+++ Material for this exercise +++
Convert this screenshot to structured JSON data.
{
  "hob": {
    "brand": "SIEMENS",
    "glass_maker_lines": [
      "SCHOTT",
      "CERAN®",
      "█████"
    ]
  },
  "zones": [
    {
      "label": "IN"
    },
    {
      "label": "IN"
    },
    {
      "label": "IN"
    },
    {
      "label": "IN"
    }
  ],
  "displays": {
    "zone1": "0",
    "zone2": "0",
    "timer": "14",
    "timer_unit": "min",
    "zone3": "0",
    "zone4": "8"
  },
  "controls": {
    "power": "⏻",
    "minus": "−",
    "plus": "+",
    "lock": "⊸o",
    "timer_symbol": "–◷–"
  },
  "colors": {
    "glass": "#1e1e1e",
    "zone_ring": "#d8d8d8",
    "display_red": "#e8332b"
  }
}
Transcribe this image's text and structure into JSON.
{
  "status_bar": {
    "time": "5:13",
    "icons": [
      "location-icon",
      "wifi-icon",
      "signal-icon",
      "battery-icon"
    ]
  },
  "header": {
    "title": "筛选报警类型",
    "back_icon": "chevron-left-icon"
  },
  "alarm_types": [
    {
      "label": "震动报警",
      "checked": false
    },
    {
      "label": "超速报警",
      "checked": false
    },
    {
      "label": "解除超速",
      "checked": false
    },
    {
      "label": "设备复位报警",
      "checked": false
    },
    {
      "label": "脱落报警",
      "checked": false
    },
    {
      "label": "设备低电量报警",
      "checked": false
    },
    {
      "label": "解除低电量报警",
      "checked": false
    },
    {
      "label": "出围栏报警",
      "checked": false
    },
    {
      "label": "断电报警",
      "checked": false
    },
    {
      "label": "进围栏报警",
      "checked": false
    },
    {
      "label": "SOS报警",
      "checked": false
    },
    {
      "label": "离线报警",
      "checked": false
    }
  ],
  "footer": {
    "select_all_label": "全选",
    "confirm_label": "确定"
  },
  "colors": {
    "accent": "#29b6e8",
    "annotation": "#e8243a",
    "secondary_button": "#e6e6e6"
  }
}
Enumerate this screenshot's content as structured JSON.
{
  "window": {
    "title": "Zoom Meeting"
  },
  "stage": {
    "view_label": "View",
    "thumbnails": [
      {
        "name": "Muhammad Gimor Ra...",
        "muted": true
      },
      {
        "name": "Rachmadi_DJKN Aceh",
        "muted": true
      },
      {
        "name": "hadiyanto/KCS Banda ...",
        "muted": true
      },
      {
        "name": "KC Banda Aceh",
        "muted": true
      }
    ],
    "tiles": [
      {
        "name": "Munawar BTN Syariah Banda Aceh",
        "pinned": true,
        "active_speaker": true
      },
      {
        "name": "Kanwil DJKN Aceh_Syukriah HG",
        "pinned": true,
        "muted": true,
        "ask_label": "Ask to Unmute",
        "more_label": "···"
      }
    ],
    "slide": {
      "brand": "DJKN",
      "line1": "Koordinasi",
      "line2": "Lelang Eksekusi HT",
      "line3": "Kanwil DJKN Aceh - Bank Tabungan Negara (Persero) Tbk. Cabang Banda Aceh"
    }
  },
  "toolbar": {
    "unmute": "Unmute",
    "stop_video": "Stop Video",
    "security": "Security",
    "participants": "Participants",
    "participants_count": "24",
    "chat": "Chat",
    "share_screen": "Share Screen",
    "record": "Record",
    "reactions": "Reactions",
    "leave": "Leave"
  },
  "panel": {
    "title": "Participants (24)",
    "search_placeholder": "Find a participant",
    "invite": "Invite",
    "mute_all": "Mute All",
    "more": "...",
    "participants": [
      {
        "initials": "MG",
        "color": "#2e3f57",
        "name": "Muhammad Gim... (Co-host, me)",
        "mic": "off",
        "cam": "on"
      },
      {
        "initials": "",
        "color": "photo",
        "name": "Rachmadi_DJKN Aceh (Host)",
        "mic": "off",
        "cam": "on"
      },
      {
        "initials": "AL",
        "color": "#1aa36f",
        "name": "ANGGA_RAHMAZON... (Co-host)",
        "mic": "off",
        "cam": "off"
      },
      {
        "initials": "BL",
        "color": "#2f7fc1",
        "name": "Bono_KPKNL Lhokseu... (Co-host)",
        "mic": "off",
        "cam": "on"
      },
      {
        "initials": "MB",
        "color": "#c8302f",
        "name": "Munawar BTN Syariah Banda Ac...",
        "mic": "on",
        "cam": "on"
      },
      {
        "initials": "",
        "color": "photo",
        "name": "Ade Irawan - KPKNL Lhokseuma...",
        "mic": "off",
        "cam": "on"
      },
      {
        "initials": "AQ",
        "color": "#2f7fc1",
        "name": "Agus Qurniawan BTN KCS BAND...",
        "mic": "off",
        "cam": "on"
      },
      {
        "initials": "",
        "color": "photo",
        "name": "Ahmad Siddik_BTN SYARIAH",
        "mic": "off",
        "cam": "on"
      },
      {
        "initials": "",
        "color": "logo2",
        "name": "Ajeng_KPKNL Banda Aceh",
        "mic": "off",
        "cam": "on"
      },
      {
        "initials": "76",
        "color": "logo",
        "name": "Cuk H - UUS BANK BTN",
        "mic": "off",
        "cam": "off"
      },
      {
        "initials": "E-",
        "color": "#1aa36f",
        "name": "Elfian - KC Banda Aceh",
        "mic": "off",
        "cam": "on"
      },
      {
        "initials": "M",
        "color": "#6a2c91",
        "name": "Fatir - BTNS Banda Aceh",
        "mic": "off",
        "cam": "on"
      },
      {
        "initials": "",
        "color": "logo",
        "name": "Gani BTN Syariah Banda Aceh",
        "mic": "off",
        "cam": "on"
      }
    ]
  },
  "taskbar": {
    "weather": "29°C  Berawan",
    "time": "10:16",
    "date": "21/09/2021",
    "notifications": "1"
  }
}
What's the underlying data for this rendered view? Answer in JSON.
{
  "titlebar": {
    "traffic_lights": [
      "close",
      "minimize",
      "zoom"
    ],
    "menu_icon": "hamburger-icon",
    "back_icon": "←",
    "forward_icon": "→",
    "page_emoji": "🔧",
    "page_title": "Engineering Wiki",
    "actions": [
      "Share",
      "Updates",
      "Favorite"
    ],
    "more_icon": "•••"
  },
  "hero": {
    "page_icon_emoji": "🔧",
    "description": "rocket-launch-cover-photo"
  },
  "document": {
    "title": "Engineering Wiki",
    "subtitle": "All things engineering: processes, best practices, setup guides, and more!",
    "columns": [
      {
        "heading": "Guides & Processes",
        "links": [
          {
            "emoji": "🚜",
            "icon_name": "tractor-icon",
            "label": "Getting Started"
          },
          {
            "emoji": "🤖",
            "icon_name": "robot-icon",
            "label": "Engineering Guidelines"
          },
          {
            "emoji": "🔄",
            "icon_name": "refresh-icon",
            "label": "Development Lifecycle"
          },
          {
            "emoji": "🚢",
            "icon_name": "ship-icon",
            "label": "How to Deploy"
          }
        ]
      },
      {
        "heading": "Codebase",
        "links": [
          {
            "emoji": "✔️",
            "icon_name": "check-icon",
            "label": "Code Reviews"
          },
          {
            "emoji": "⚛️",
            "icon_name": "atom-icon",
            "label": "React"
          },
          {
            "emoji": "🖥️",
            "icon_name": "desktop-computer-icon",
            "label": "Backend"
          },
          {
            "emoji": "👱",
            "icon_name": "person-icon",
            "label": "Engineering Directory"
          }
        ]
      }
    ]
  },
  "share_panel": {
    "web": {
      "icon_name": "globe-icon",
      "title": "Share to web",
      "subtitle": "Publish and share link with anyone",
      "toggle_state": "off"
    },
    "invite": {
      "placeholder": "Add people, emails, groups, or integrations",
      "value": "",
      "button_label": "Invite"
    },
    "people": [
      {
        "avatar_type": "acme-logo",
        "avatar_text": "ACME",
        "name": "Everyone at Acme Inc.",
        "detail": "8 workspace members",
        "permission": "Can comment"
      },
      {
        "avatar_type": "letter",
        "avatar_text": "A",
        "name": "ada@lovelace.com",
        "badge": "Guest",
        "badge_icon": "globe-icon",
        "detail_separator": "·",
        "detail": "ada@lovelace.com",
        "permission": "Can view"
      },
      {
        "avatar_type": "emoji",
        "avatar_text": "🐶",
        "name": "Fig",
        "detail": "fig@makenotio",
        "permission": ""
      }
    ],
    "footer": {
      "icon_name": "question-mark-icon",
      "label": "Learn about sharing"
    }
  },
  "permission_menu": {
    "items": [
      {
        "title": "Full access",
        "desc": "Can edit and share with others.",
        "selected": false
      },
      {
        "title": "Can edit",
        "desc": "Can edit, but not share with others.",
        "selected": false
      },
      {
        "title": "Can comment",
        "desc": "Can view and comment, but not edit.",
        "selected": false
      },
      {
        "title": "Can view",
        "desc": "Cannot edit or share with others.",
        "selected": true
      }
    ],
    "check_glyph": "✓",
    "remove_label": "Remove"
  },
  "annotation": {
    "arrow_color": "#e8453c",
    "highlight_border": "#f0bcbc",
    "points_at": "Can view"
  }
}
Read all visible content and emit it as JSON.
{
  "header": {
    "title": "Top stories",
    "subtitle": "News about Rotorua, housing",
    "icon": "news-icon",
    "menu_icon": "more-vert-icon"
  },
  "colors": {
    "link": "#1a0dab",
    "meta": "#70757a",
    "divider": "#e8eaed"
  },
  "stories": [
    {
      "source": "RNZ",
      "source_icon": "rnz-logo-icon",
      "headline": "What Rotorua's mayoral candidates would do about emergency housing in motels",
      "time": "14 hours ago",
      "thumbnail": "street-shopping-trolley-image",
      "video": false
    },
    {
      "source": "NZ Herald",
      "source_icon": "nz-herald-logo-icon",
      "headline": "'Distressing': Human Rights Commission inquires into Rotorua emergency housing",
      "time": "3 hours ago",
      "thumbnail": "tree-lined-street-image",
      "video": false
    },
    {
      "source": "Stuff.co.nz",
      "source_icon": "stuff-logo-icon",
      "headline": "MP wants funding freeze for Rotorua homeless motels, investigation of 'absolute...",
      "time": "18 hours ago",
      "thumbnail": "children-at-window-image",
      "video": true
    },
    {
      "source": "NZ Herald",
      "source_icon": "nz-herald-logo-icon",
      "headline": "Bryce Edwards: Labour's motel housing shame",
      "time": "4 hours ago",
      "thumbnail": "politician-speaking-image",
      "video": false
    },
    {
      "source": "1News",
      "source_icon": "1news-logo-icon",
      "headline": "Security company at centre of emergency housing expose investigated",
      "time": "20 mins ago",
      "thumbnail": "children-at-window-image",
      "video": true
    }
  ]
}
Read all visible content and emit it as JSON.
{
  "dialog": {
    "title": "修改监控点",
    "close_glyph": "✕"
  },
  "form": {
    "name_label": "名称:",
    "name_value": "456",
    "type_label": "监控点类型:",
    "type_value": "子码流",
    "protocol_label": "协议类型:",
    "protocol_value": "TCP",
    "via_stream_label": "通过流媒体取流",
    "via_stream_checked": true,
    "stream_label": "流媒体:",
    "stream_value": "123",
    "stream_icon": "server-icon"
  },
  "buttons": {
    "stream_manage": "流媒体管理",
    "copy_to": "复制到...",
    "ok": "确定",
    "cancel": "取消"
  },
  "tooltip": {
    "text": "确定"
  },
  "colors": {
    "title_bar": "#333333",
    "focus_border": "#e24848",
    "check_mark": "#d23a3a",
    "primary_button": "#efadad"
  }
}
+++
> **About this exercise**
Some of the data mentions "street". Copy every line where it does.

> **Reply**
      "thumbnail": "street-shopping-trolley-image",
      "thumbnail": "tree-lined-street-image",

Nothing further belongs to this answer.